Problem statement
Word for word, write the records out again, but omit each picture.

Data records

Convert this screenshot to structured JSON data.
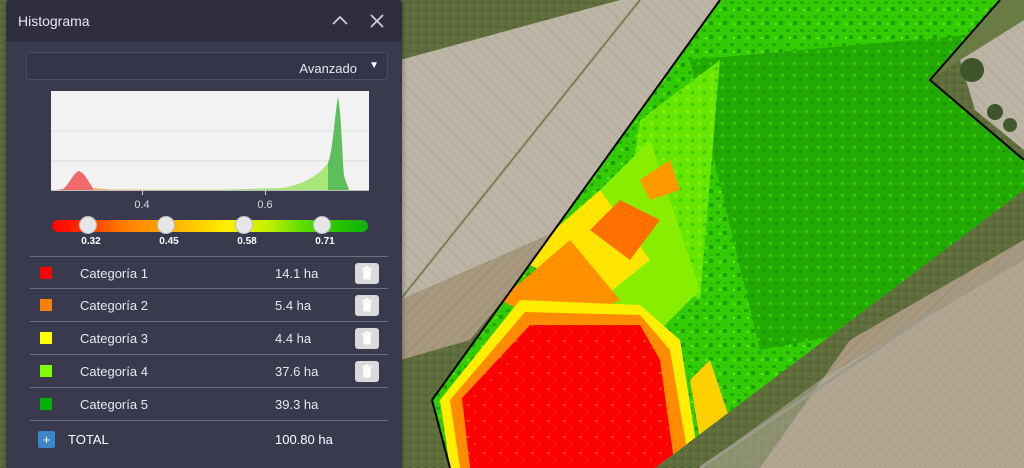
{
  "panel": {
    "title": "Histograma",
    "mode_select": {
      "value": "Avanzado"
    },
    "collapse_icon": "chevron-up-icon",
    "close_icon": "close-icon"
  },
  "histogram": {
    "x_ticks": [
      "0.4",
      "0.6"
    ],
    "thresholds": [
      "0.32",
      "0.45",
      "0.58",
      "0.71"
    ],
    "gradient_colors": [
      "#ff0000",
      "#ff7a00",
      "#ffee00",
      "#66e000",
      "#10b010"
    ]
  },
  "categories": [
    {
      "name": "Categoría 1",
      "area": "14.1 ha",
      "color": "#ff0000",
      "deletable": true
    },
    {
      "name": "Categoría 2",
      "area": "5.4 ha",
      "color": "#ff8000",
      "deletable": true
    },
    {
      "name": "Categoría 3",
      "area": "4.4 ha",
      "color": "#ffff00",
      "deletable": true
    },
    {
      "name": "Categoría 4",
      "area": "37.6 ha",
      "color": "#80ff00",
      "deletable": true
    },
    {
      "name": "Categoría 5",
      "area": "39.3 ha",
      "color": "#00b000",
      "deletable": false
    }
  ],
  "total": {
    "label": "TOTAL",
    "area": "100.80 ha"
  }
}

Exercise result
Convert this screenshot to structured JSON data.
{
  "panel": {
    "title": "Histograma",
    "mode_select": {
      "value": "Avanzado"
    },
    "collapse_icon": "chevron-up-icon",
    "close_icon": "close-icon"
  },
  "histogram": {
    "x_ticks": [
      "0.4",
      "0.6"
    ],
    "thresholds": [
      "0.32",
      "0.45",
      "0.58",
      "0.71"
    ],
    "gradient_colors": [
      "#ff0000",
      "#ff7a00",
      "#ffee00",
      "#66e000",
      "#10b010"
    ]
  },
  "categories": [
    {
      "name": "Categoría 1",
      "area": "14.1 ha",
      "color": "#ff0000",
      "deletable": true
    },
    {
      "name": "Categoría 2",
      "area": "5.4 ha",
      "color": "#ff8000",
      "deletable": true
    },
    {
      "name": "Categoría 3",
      "area": "4.4 ha",
      "color": "#ffff00",
      "deletable": true
    },
    {
      "name": "Categoría 4",
      "area": "37.6 ha",
      "color": "#80ff00",
      "deletable": true
    },
    {
      "name": "Categoría 5",
      "area": "39.3 ha",
      "color": "#00b000",
      "deletable": false
    }
  ],
  "total": {
    "label": "TOTAL",
    "area": "100.80 ha"
  }
}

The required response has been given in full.